I've always been involved in education: elementary, secondary, in the parish, in the retreat center and among people from the streets who haven't had the opportunity for classroom education. Here, from Hebron, West Bank, Palestinian territories, I've seen an urgent need to put my "teacher" hat on again and alert people in northwestern Ohio about what is really happening in this contentious area of the West Bank.
Previous columns I've written for the newspaper have dealt with checkpoints, restricted travel, unrestrained settler violence and harassment of the Palestinian community. I've challenged the reading audience to see with different eyes that which is not often printed in the United States.
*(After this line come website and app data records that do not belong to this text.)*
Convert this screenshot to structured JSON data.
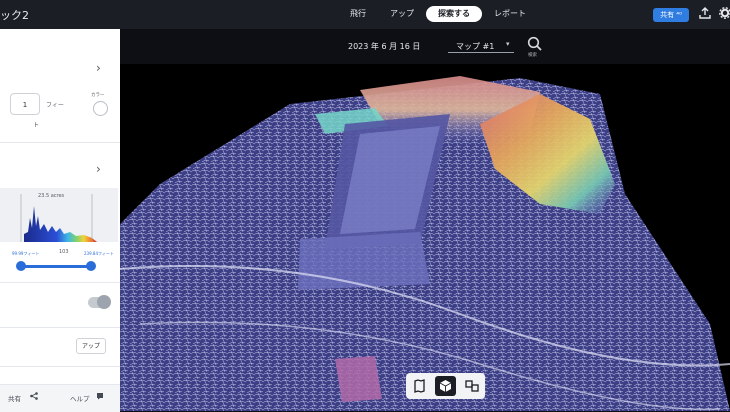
{
  "header": {
    "app_title": "ック2",
    "nav": [
      {
        "label": "飛行"
      },
      {
        "label": "アップ"
      },
      {
        "label": "探索する"
      },
      {
        "label": "レポート"
      }
    ],
    "share_label": "共有 ⁴⁰",
    "accent_color": "#2f7de1"
  },
  "toolbar": {
    "date": "2023 年 6 月 16 日",
    "map_selected": "マップ #1",
    "search_label": "検索"
  },
  "sidebar": {
    "elevation_value": "1",
    "elevation_unit": "フィー",
    "elevation_sub": "ト",
    "color_label": "カラー",
    "histogram_area": "23.5 acres",
    "range_min": "99.99フィート",
    "range_mid": "103",
    "range_max": "239.84フィート",
    "apply_button": "アップ",
    "footer_share": "共有",
    "footer_help": "ヘルプ"
  },
  "bottom_toolbar": {
    "icons": [
      "map-view-icon",
      "3d-model-icon",
      "split-view-icon"
    ],
    "active_icon": "3d-model-icon"
  }
}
Though the Palestinians had nothing to do with the Holocaust of the Jews, though the Palestinians and pockets of Jews had lived peacefully together as neighbors here in Palestine before 1948, it has been the Palestinians who have had to surrender land, who have endured confinements behind the wall, who have foregone educational opportunities, medical services, familial ties due to the "security" needs of Israel and due to the spinelessness of Western nations in holding Israel accountable to international law.
There truly is camouflage verbiage used by the Israeli government in regard to "natural" growth in the settlements, in its insistence and "need" for Hamas to stop its Qassam rockets (homemade weapons which have killed seven Israelis in the last four years compared to several thousand Palestinians killed by the IDF) before the Israeli government will talk peace. This curtain of "security needs" which Israel hides behind is meant to pull the wool over the American people and others. When people throughout the world see the truth, there is danger their national governments no longer will pump funds into Israel for continued land confiscation, settlement building, demolition of Palestinian homes and construction of the wall.
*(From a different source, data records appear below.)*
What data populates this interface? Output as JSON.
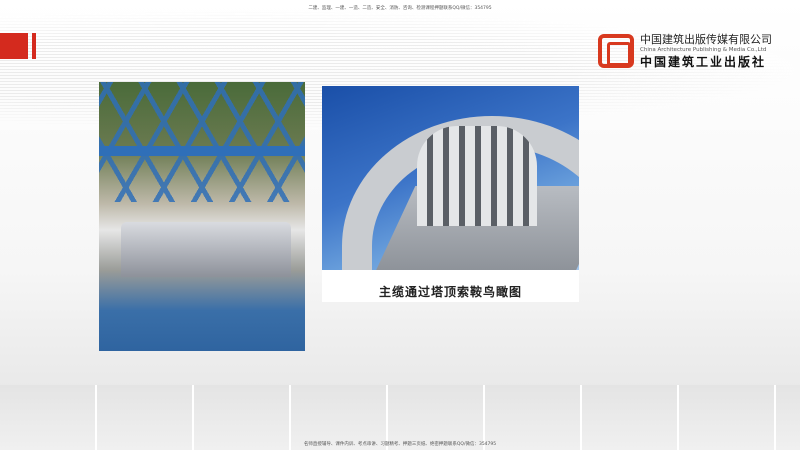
{
  "header": {
    "top_text": "二建、监理、一建、一造、二造、安全、消防、咨询、检测课程押题联系QQ/微信：354795"
  },
  "logo": {
    "name_cn": "中国建筑出版传媒有限公司",
    "name_en": "China Architecture Publishing & Media Co.,Ltd",
    "name_calligraphy": "中国建筑工业出版社"
  },
  "slide": {
    "caption": "主缆通过塔顶索鞍鸟瞰图"
  },
  "footer": {
    "bottom_text": "名师直授辅导、课件内训、考点串讲、习题精考、押题三页纸、绝密押题联系QQ/微信：354795"
  },
  "colors": {
    "accent": "#d42a1e"
  }
}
This past week, the effects of this Israeli occupation came to my neighborhood again in zoom-like fashion. Each day, young boys sell trays of sweets throughout the Old City of Hebron. As Ahmad, a 13-year-old Palestinian boy, called out his chant for people to buy, a soldier at the Ibrahimi Mosque held his fingers over his lips and said, "Shh."
Ahmad continued to chant. This enraged the soldier, who then chased the boy at full speed down the road toward another checkpoint. Here, he caught the boy and beat him with fist and boot/knee. Other soldiers pulled the soldier off the boy while he continued to scream at the boy.
The Palestinian boy crouched against the checkpoint barrier, crying for help. Shopkeepers gathered, examined the boy's injuries and asked Christian Peacemaker Tem members to alert the police. A policeman and the captain of the soldier examined the boy, and heard his and shopkeepers' testimonies. The boy then went for medical attention.
Like other peace groups, we publish this information on our Web site, CPT.org, hoping people like yourselves will take the time to learn of the misery the occupation inflicts upon Palestinians.
Sister Paulette Schroeder of St. Francis in Tiffin is a member of the Christian Peacemaker Team in Hebron, Palestine, for the next several years.